Chinese film makers said they will further embrace the industrialization of the film making industry to promote efficiency, as industry executives and market watchers shared their views during the Shanghai International Film Festival forums over the weekend.
Ellen Eliasoph, president and CEO of Village Roadshow Pictures Asia, suggested Chinese production houses think more about introducing better storytelling and film making techniques to allow viewers to have more options.
Li Jie, president of Alibaba Pictures' ticketing platform Taopiaopiao, noted that the industrialization of filmmaking, along with stable production control capabilities, helps production houses to eliminate potential risks.
Taopiaopiao said it will also work with industry partners to help them better utilize data capabilities with marketing and distribution decisions by better catering to user demand.

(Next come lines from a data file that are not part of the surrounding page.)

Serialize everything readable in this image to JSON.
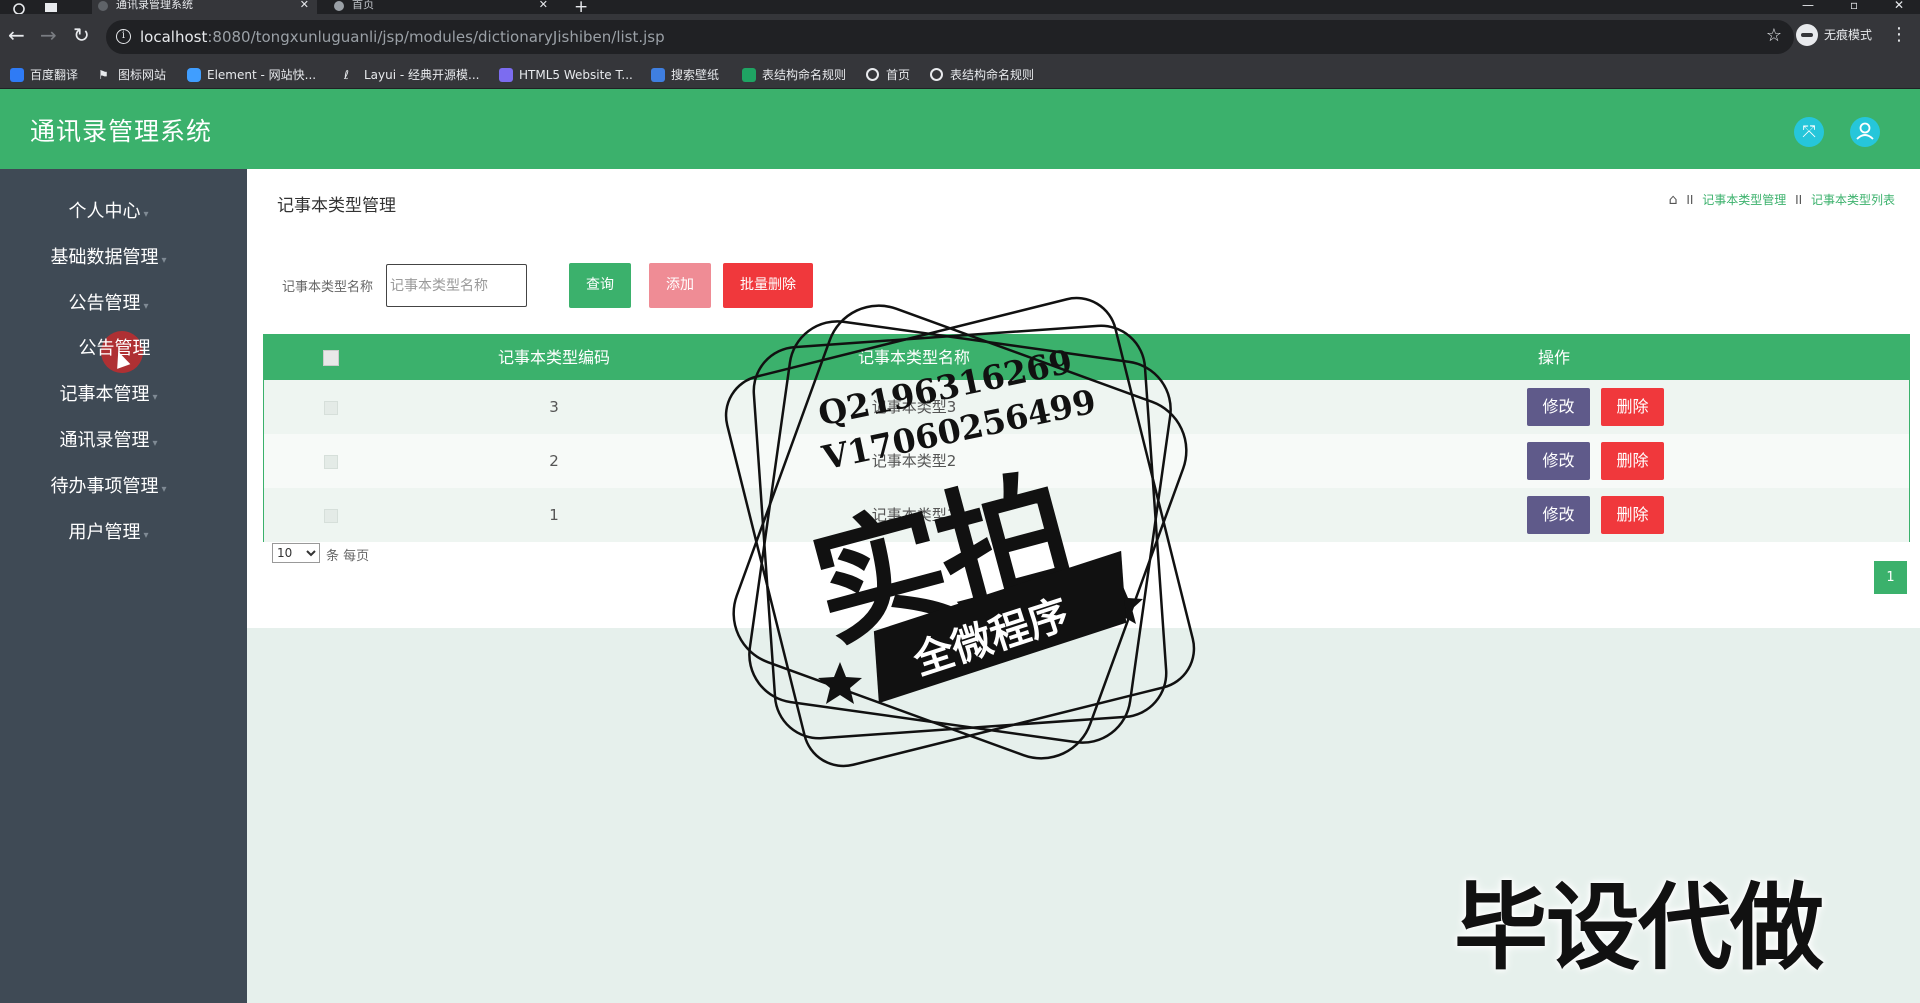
{
  "browser": {
    "tabs": [
      {
        "title": "通讯录管理系统",
        "active": true
      },
      {
        "title": "首页",
        "active": false
      }
    ],
    "new_tab": "+",
    "url_host": "localhost",
    "url_rest": ":8080/tongxunluguanli/jsp/modules/dictionaryJishiben/list.jsp",
    "incognito_label": "无痕模式",
    "bookmarks": [
      {
        "label": "百度翻译",
        "icon": "baidu-translate-icon",
        "color": "#2f7bf5"
      },
      {
        "label": "图标网站",
        "icon": "flag-icon",
        "color": "#e8eaed"
      },
      {
        "label": "Element - 网站快...",
        "icon": "element-icon",
        "color": "#409eff"
      },
      {
        "label": "Layui - 经典开源模...",
        "icon": "layui-icon",
        "color": "#e8eaed"
      },
      {
        "label": "HTML5 Website T...",
        "icon": "html5-icon",
        "color": "#7c6cf0"
      },
      {
        "label": "搜索壁纸",
        "icon": "wallpaper-icon",
        "color": "#3f7fe0"
      },
      {
        "label": "表结构命名规则",
        "icon": "sheet-icon",
        "color": "#1fa463"
      },
      {
        "label": "首页",
        "icon": "globe-icon",
        "color": "#e8eaed"
      },
      {
        "label": "表结构命名规则",
        "icon": "globe-icon",
        "color": "#e8eaed"
      }
    ]
  },
  "app": {
    "title": "通讯录管理系统",
    "header_buttons": {
      "fullscreen": "⤧",
      "user": "👤"
    }
  },
  "sidebar": {
    "items": [
      {
        "label": "个人中心"
      },
      {
        "label": "基础数据管理"
      },
      {
        "label": "公告管理"
      },
      {
        "label": "公告管理"
      },
      {
        "label": "记事本管理"
      },
      {
        "label": "通讯录管理"
      },
      {
        "label": "待办事项管理"
      },
      {
        "label": "用户管理"
      }
    ]
  },
  "main": {
    "page_title": "记事本类型管理",
    "breadcrumb": [
      "记事本类型管理",
      "记事本类型列表"
    ],
    "breadcrumb_sep": "II",
    "search": {
      "label": "记事本类型名称",
      "placeholder": "记事本类型名称",
      "value": ""
    },
    "buttons": {
      "query": "查询",
      "add": "添加",
      "batch_delete": "批量删除"
    },
    "table": {
      "headers": [
        "记事本类型编码",
        "记事本类型名称",
        "操作"
      ],
      "rows": [
        {
          "code": "3",
          "name": "记事本类型3"
        },
        {
          "code": "2",
          "name": "记事本类型2"
        },
        {
          "code": "1",
          "name": "记事本类型1"
        }
      ],
      "edit_label": "修改",
      "delete_label": "删除"
    },
    "pagination": {
      "page_size": "10",
      "per_page_label": "条 每页",
      "current_page": "1"
    }
  },
  "watermark": {
    "line1": "Q2196316269",
    "line2": "V17060256499",
    "big_text": "实拍",
    "ribbon_text": "全微程序",
    "banner": "毕设代做"
  }
}
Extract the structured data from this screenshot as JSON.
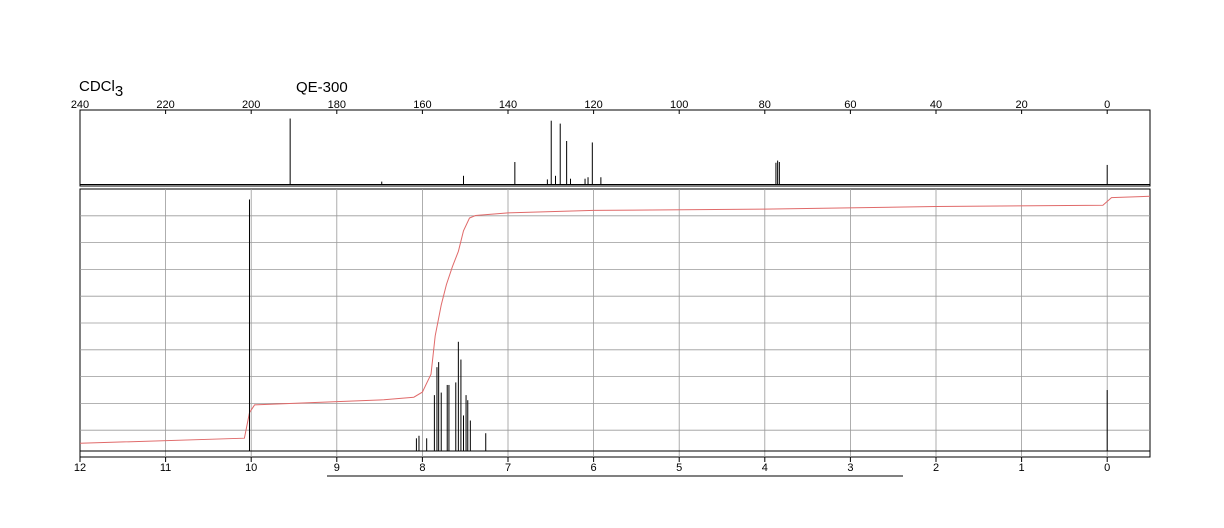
{
  "header": {
    "solvent_main": "CDCl",
    "solvent_sub": "3",
    "instrument": "QE-300"
  },
  "chart_data": [
    {
      "type": "line",
      "name": "13C NMR spectrum",
      "xlabel": "",
      "ylabel": "",
      "xlim": [
        240,
        -10
      ],
      "x_reversed": true,
      "tick_labels": [
        "240",
        "220",
        "200",
        "180",
        "160",
        "140",
        "120",
        "100",
        "80",
        "60",
        "40",
        "20",
        "0"
      ],
      "ticks": [
        240,
        220,
        200,
        180,
        160,
        140,
        120,
        100,
        80,
        60,
        40,
        20,
        0
      ],
      "ylim": [
        0,
        1
      ],
      "peaks": [
        {
          "x": 190.9,
          "y": 0.91
        },
        {
          "x": 169.5,
          "y": 0.04
        },
        {
          "x": 150.4,
          "y": 0.12
        },
        {
          "x": 138.4,
          "y": 0.31
        },
        {
          "x": 130.8,
          "y": 0.07
        },
        {
          "x": 129.9,
          "y": 0.88
        },
        {
          "x": 128.9,
          "y": 0.12
        },
        {
          "x": 127.8,
          "y": 0.84
        },
        {
          "x": 126.3,
          "y": 0.6
        },
        {
          "x": 125.4,
          "y": 0.08
        },
        {
          "x": 122.0,
          "y": 0.08
        },
        {
          "x": 121.3,
          "y": 0.1
        },
        {
          "x": 120.3,
          "y": 0.58
        },
        {
          "x": 118.3,
          "y": 0.1
        },
        {
          "x": 77.4,
          "y": 0.3
        },
        {
          "x": 77.0,
          "y": 0.33
        },
        {
          "x": 76.6,
          "y": 0.31
        },
        {
          "x": 0.0,
          "y": 0.27
        }
      ]
    },
    {
      "type": "line",
      "name": "1H NMR spectrum",
      "xlabel": "",
      "ylabel": "",
      "xlim": [
        12,
        -0.5
      ],
      "x_reversed": true,
      "tick_labels": [
        "12",
        "11",
        "10",
        "9",
        "8",
        "7",
        "6",
        "5",
        "4",
        "3",
        "2",
        "1",
        "0"
      ],
      "ticks": [
        12,
        11,
        10,
        9,
        8,
        7,
        6,
        5,
        4,
        3,
        2,
        1,
        0
      ],
      "ylim": [
        0,
        1
      ],
      "grid": true,
      "peaks": [
        {
          "x": 10.02,
          "y": 0.99
        },
        {
          "x": 8.07,
          "y": 0.05
        },
        {
          "x": 8.04,
          "y": 0.06
        },
        {
          "x": 7.95,
          "y": 0.05
        },
        {
          "x": 7.86,
          "y": 0.22
        },
        {
          "x": 7.83,
          "y": 0.33
        },
        {
          "x": 7.81,
          "y": 0.35
        },
        {
          "x": 7.78,
          "y": 0.23
        },
        {
          "x": 7.71,
          "y": 0.26
        },
        {
          "x": 7.69,
          "y": 0.26
        },
        {
          "x": 7.61,
          "y": 0.27
        },
        {
          "x": 7.58,
          "y": 0.43
        },
        {
          "x": 7.55,
          "y": 0.36
        },
        {
          "x": 7.52,
          "y": 0.14
        },
        {
          "x": 7.49,
          "y": 0.22
        },
        {
          "x": 7.47,
          "y": 0.2
        },
        {
          "x": 7.44,
          "y": 0.12
        },
        {
          "x": 7.26,
          "y": 0.07
        },
        {
          "x": 0.0,
          "y": 0.24
        }
      ],
      "integral": [
        [
          12.0,
          0.03
        ],
        [
          10.08,
          0.05
        ],
        [
          10.02,
          0.15
        ],
        [
          9.96,
          0.18
        ],
        [
          8.45,
          0.2
        ],
        [
          8.1,
          0.21
        ],
        [
          8.0,
          0.23
        ],
        [
          7.9,
          0.3
        ],
        [
          7.85,
          0.45
        ],
        [
          7.78,
          0.57
        ],
        [
          7.72,
          0.65
        ],
        [
          7.65,
          0.72
        ],
        [
          7.58,
          0.78
        ],
        [
          7.52,
          0.86
        ],
        [
          7.45,
          0.91
        ],
        [
          7.38,
          0.92
        ],
        [
          7.0,
          0.93
        ],
        [
          6.0,
          0.94
        ],
        [
          4.0,
          0.945
        ],
        [
          2.0,
          0.955
        ],
        [
          0.05,
          0.96
        ],
        [
          -0.05,
          0.99
        ],
        [
          -0.5,
          0.995
        ]
      ]
    }
  ]
}
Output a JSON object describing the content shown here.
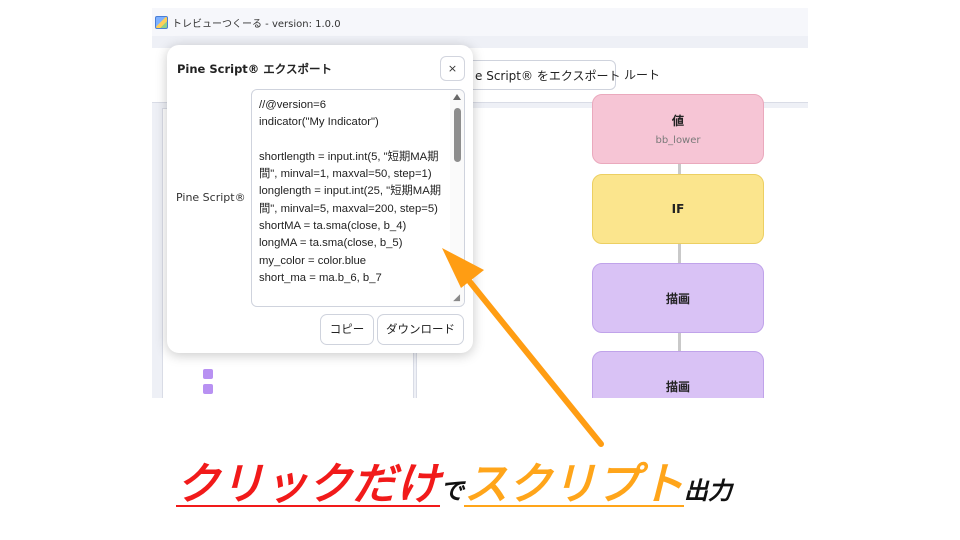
{
  "window": {
    "title": "トレビューつくーる - version: 1.0.0",
    "app_icon": "app-logo-icon"
  },
  "toolbar": {
    "export_button_label": "e Script® をエクスポート",
    "route_label": "ルート"
  },
  "flow": {
    "nodes": [
      {
        "title": "値",
        "subtitle": "bb_lower",
        "color": "#f6c5d5"
      },
      {
        "title": "IF",
        "subtitle": "",
        "color": "#fbe58d"
      },
      {
        "title": "描画",
        "subtitle": "",
        "color": "#d9c2f5"
      },
      {
        "title": "描画",
        "subtitle": "",
        "color": "#d9c2f5"
      }
    ]
  },
  "dialog": {
    "title": "Pine Script® エクスポート",
    "close_label": "×",
    "field_label": "Pine Script®",
    "code": "//@version=6\nindicator(\"My Indicator\")\n\nshortlength = input.int(5, \"短期MA期間\", minval=1, maxval=50, step=1)\nlonglength = input.int(25, \"短期MA期間\", minval=5, maxval=200, step=5)\nshortMA = ta.sma(close, b_4)\nlongMA = ta.sma(close, b_5)\nmy_color = color.blue\nshort_ma = ma.b_6, b_7",
    "copy_label": "コピー",
    "download_label": "ダウンロード"
  },
  "caption": {
    "part1": "クリックだけ",
    "part2": "で",
    "part3": "スクリプト",
    "part4": "出力"
  },
  "colors": {
    "arrow": "#ff9d13",
    "caption_red": "#f11a1a",
    "caption_orange": "#ffa51a"
  }
}
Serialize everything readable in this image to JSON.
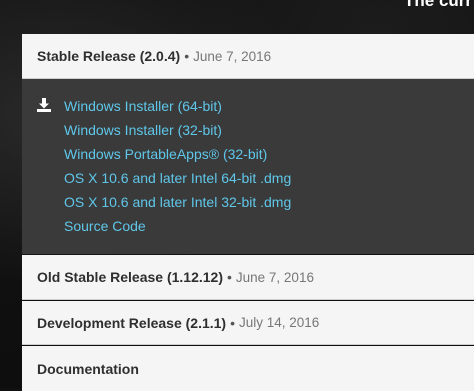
{
  "page": {
    "top_partial_text": "The curr"
  },
  "stable": {
    "title": "Stable Release (2.0.4)",
    "separator": "•",
    "date": "June 7, 2016",
    "download_icon": "download-icon",
    "links": [
      "Windows Installer (64-bit)",
      "Windows Installer (32-bit)",
      "Windows PortableApps® (32-bit)",
      "OS X 10.6 and later Intel 64-bit .dmg",
      "OS X 10.6 and later Intel 32-bit .dmg",
      "Source Code"
    ]
  },
  "old_stable": {
    "title": "Old Stable Release (1.12.12)",
    "separator": "•",
    "date": "June 7, 2016"
  },
  "development": {
    "title": "Development Release (2.1.1)",
    "separator": "•",
    "date": "July 14, 2016"
  },
  "documentation": {
    "title": "Documentation"
  },
  "colors": {
    "link": "#5fc7ea",
    "panel_body": "#3a3a3a",
    "panel_heading": "#f5f5f5",
    "page_background": "#101010"
  }
}
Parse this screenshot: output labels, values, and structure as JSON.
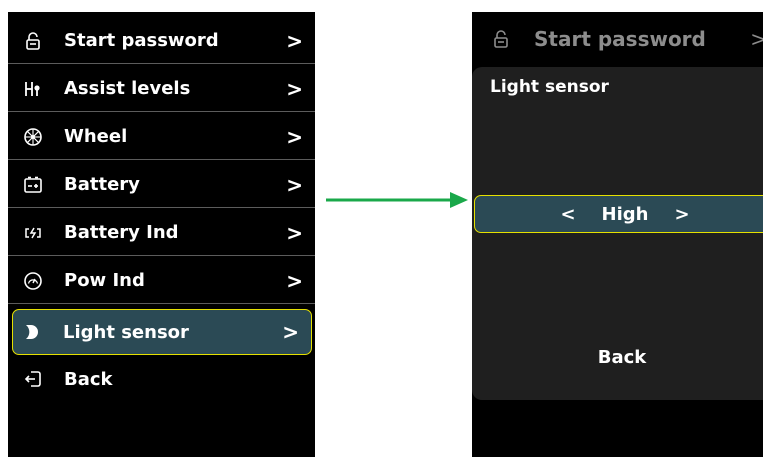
{
  "left_menu": {
    "items": [
      {
        "icon": "lock-icon",
        "label": "Start password",
        "chevron": ">"
      },
      {
        "icon": "assist-levels-icon",
        "label": "Assist levels",
        "chevron": ">"
      },
      {
        "icon": "wheel-icon",
        "label": "Wheel",
        "chevron": ">"
      },
      {
        "icon": "battery-icon",
        "label": "Battery",
        "chevron": ">"
      },
      {
        "icon": "battery-indicator-icon",
        "label": "Battery Ind",
        "chevron": ">"
      },
      {
        "icon": "power-indicator-icon",
        "label": "Pow Ind",
        "chevron": ">"
      },
      {
        "icon": "light-sensor-icon",
        "label": "Light sensor",
        "chevron": ">"
      },
      {
        "icon": "back-icon",
        "label": "Back",
        "chevron": ""
      }
    ],
    "selected_index": 6
  },
  "right_screen": {
    "header": {
      "icon": "lock-icon",
      "label": "Start password",
      "chevron": ">"
    },
    "dialog": {
      "title": "Light sensor",
      "left_arrow": "<",
      "value": "High",
      "right_arrow": ">",
      "back_label": "Back"
    }
  },
  "colors": {
    "screen_bg": "#000000",
    "selection_bg": "#2b4a55",
    "selection_border": "#e5e000",
    "arrow": "#1aa84a"
  }
}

As film goers rely less on ticket price discounts but care more about film quality, Li Jie said technology would help bridge the information gap between film goers and distributors.
Lisa Liu, Partner of Beijing-based market research agency Fanink and head of Fanink's Research Center, said the penetration of film audiences in first tier cities is already close to the level of developed markets, while fourth and fifth tier cities have been quickly catching up in the last three years.
Last year as many as 57 percent of urban residents visited the cinema at least once, and those age 18-29 still make up the core movie goer group, contributing about 39 percent of the country's theater admission and as much as 49 percent of total box office.
Alibaba Pictures also aims to foster young directors and producers as well as to connect resources from different industry partners through innovative marketing and distribution channels. It also hopes to help movie producers gain more derivative income through connecting with merchandisers on its e-commerce platform, according to Chairman and CEO of Alibaba Pictures Fan Luyuan.
China's box office revenue is expected to keep growing at an annual rate of 9.7 percent in the next five years to reach US$13.1 billion by 2022, according to PwC’s Entertainment and Media Outlook.
As movie lovers and general audiences embrace the digital age, finding out how to engage with potential audience members and how to enable stakeholders along the chain to contribute their value has became a key issue.
Jerry Ye, general manager of Huayi Brothers Pictures and vice president of Huayi Brothers Media Corp, pointed out that when consumers have a wide range of film works to choose from, effective and targeted film distribution and marketing, as well as concise information, plays a major role.